The team's fielding percentage of .958 is good for only ninth best in the SEC, although this is an area that seems to have improved in recent games. Brent Boyd (second base), Allen Rice (third base), and Adam Pavkovich (shortstop) all had several plays in the Florida series which robbed Gator batters of base hits.
Rice, a freshman, got off to a rough start but has raised his batting average from about .170 to over .250 in recent games, while providing the best defense at his position that Tide teams have had in several years.
A few other statistics that are often overlooked have also helped the defense: Tide catchers have allowed an SEC low in passed balls (2), Bama pitchers lead the league in fewest wild pitches (13), and the pitching staff has the second fewest walks in the conference.
Injuries to Baker (tendinitis in his rotator cuff) and shortstop/third baseman Carlos Sosa (Achilles tendon) have been a problem, but the rest of the team has managed to avoid injuries serious enough to force players to miss games. Baker hopefully will be back soon, and while Coach Wells had really counted on Sosa both in the field and at bat, his absence has allowed Pavkovich to surprisingly assert himself. He has gained confidence in the field and has become one of the best clutch hitters on the team -- after no home runs last season as a freshman, he has even provided some power, with four home runs in recent games.
Cormier, Brown, and Boyd are all chasing several school career records.. Cormier, as noted earlier, already has the most career wins and innings pitched. He is closing in on most other pitching records, including appearances (his 79 is second behind Jon Blankenship's 81), strikeouts (third with 259, behind Mike Sodders' 274), saves (tied for third with 11, behind the 14 of Ben Short), and games started (seventh with 34, behind 52 by Sodders).
Brown and Boyd are currently in the top 10 in most career categories for position players.
GAMES PLAYED: 1. Andy Phillips (244); 2. Joe Caruso (242); 3. Brown (218); 4. Brett Taft (216); 5. Boyd (214).
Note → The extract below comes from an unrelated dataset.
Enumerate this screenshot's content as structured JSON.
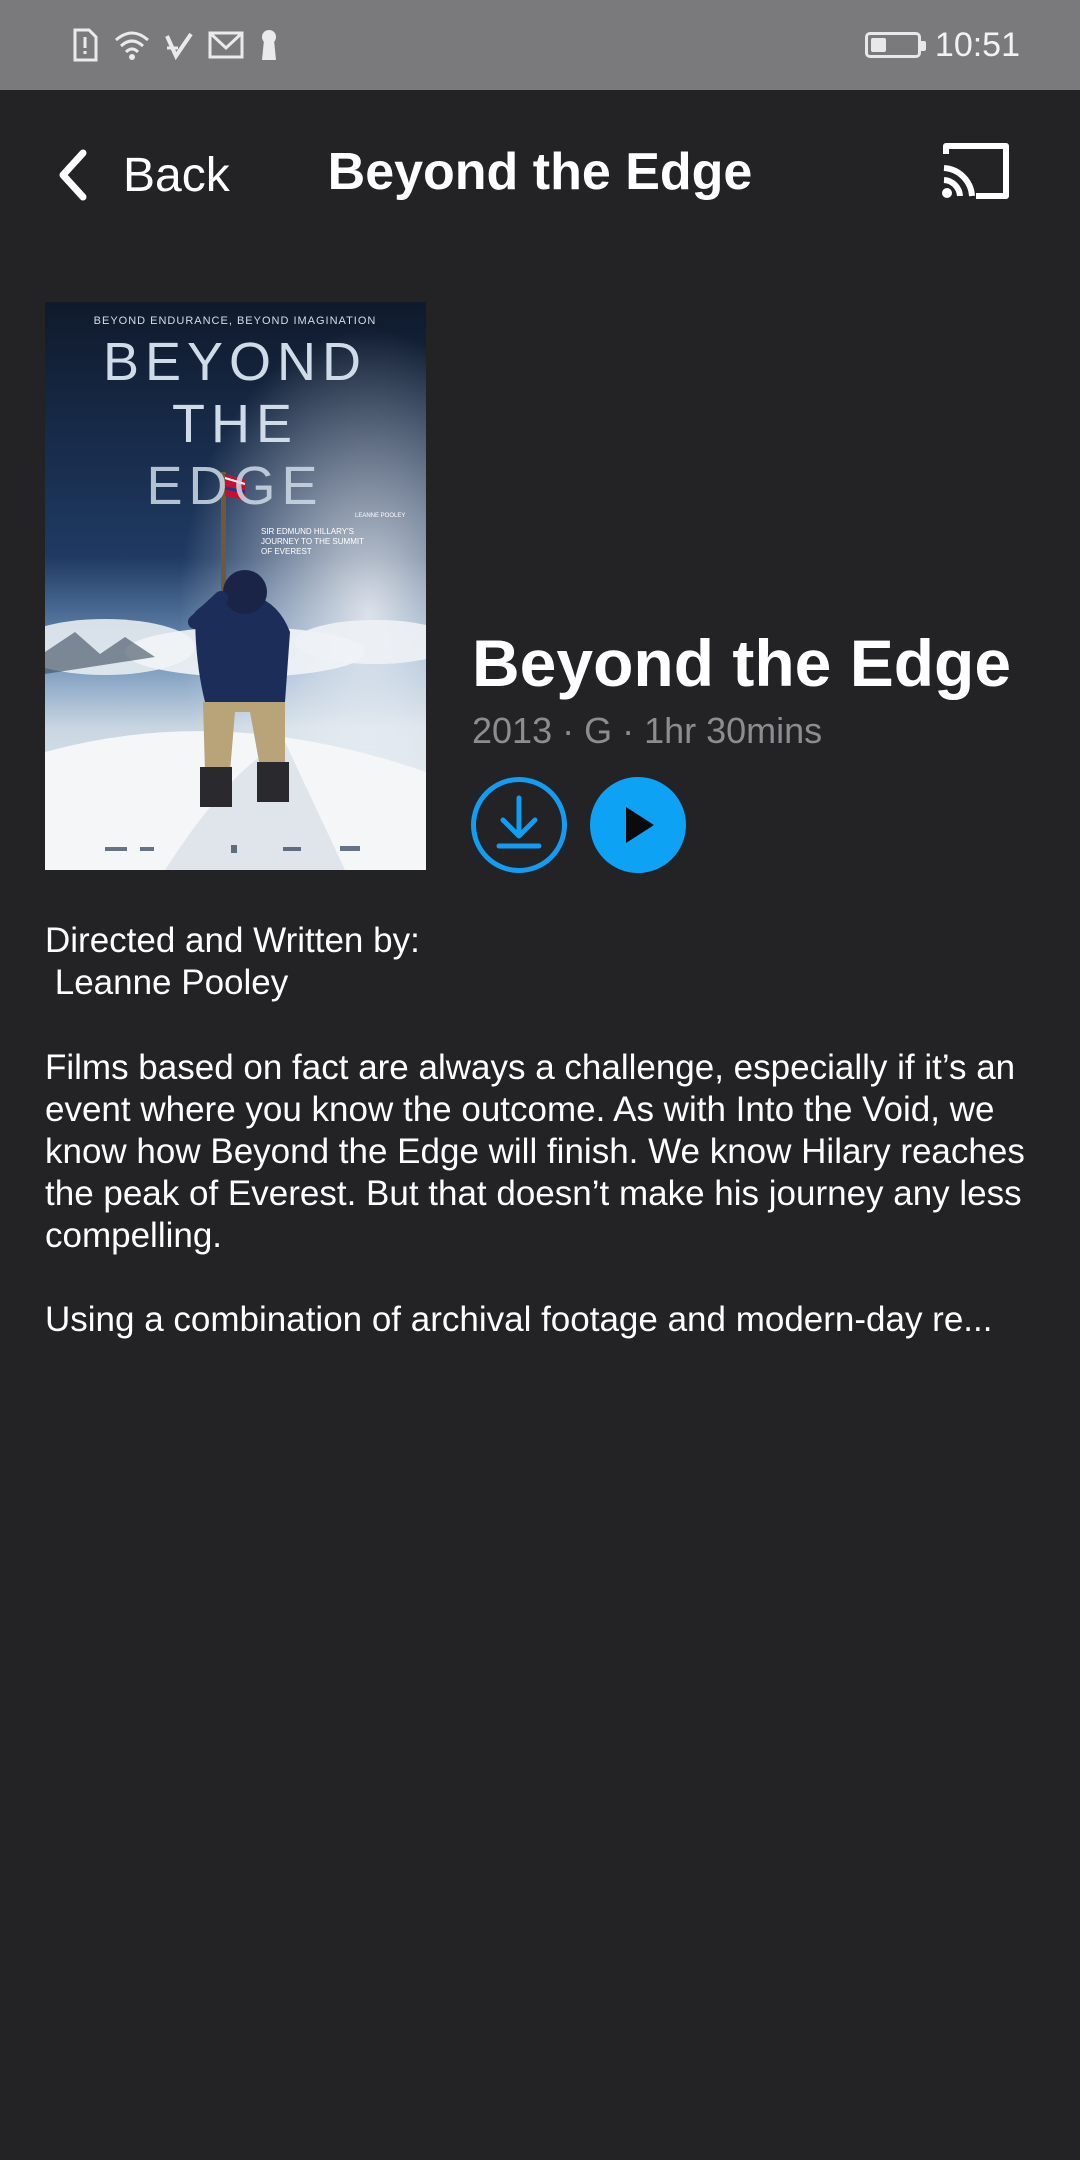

AT BATS: 1. Phillips (904); 2. Caruso (900); 3. Boyd (856); 4. Brown (800).
RUNS: 1. Phillips (222); Brown (218); 3. G.W. Keller (214); 4. Boyd (210).
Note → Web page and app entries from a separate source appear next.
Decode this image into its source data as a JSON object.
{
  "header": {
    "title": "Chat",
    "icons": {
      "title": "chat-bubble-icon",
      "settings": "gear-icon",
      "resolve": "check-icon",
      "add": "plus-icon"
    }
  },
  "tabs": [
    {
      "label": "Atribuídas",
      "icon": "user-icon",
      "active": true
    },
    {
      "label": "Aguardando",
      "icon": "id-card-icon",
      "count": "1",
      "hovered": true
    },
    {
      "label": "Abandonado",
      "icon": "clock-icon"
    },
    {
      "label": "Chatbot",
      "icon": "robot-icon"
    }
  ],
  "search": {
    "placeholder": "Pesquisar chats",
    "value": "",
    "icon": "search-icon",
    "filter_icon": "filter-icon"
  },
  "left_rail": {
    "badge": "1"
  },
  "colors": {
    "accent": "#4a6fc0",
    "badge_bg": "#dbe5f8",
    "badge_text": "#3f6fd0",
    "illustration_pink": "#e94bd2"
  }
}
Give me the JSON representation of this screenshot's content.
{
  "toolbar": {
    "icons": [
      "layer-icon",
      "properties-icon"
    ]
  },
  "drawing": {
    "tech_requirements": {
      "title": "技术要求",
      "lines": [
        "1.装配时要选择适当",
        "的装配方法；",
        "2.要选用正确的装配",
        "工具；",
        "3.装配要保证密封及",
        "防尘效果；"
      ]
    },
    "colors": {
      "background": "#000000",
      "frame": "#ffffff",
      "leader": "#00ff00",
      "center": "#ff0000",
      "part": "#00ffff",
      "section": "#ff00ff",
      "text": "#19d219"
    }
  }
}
HITS: 1. Phillips (322); 2. Caruso (309); 3. Keller (292); Boyd (283); 5. Brown (272).
DOUBLES: David Magadan (64); 2. Phillips (63); 3. Caruso (58); 4. Sam Bozanich (56); 5. Boyd (55); 6. Ted McClendon (52); 7. Brown (48).
HOME RUNS: 1. Phillips (61); 2. Keller and Doug Duke (50 each); 4. Dustan Mohr (47); 5. Brown (45); Boyd tied for ninth with 32.
RBI: 1. Phillips (226); 2. Brown (208); Boyd, 168 for an eighth-place tie.
TOTAL BASES: 1. Phillips (590); 2. Keller (510); 3. Caruso (498); 4. Brown (461); 5. Boyd (442).
BASES ON BALLS: 1. Brown (164); 6. Boyd (94).
Alabama's 9-3 conference record leads both the Western Division and the SEC as a whole. Ole Miss is close at 8-4, while Mississippi State (6-5), Auburn (6-6), LSU (5-6), and Arkansas (4-5) still look pretty good. Georgia leads the East at 8-4, with South Carolina (6-5) and Florida (6-6) also looking strong. Tennessee (4-8), Vanderbilt (3-7), and Kentucky (3-9) have been struggling.
After playing South Carolina and Florida -- which were both ranked in the top five at the time -- Alabama visits Kentucky this week-end for what, at least on paper, should be an easier series.
Other key match-ups include Auburn at Ole Miss, Arkansas at Mississippi State, and Georgia at LSU. The weekend of April 19-21 has Bama hosting Ole Miss in what could be a pivotal series, in addition to critical meetings between Mississippi State at Auburn and LSU at South Carolina.